- Description of the task
Among the records, which lines hold the word "true"? Pick them out.

Exercise material Start Marker

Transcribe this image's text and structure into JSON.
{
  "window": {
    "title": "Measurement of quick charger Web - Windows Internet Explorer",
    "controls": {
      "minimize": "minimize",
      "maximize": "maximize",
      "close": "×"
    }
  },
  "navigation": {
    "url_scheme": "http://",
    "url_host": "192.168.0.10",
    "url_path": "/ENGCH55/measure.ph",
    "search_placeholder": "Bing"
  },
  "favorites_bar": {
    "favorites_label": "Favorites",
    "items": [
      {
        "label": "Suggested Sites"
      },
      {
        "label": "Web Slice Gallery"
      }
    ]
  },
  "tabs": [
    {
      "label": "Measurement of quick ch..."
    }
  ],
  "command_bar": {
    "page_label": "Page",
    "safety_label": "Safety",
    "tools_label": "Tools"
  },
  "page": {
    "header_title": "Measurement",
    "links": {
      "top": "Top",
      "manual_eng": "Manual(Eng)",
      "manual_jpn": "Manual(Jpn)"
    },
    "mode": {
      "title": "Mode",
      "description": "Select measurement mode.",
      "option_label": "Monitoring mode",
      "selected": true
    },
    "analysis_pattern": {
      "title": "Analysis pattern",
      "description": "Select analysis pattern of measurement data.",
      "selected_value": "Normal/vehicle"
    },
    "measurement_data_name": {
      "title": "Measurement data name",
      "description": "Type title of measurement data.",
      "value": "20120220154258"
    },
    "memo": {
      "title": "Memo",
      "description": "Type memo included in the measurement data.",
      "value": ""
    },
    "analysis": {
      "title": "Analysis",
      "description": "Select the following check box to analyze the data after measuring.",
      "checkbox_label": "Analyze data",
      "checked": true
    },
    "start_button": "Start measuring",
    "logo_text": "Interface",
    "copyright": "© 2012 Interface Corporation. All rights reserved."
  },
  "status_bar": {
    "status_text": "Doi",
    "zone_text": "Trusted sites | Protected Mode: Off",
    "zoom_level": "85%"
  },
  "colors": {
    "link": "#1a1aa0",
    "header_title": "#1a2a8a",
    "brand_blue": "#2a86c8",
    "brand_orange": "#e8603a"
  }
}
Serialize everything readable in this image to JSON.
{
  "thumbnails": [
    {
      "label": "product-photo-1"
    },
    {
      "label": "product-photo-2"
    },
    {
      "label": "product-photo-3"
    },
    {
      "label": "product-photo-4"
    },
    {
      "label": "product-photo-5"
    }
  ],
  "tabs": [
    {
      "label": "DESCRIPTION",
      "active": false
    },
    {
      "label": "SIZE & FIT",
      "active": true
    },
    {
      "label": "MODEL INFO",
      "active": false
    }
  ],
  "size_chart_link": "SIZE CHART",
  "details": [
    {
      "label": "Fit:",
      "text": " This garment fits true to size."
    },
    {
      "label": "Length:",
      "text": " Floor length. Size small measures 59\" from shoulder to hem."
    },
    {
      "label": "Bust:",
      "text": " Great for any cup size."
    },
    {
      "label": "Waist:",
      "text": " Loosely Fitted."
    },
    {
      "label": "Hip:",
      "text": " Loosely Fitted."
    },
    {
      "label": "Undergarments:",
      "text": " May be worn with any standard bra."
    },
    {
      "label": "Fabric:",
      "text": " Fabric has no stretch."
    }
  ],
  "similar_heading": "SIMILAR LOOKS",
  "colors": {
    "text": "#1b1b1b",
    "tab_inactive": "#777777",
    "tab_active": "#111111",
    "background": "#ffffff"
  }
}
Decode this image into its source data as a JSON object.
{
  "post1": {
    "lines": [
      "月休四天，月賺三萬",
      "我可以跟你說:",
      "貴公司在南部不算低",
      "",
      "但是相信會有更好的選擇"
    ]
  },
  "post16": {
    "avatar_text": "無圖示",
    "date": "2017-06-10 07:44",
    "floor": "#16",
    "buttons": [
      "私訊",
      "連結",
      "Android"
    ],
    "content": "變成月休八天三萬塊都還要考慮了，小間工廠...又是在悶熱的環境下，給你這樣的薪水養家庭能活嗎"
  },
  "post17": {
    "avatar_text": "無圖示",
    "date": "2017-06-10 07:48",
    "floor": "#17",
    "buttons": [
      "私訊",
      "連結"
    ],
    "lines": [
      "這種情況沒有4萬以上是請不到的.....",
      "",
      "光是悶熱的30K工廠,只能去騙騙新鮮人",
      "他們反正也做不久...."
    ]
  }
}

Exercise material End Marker

- Result for this exercise
      "selected": true
      "checked": true
      "active": true
      "text": " This garment fits true to size."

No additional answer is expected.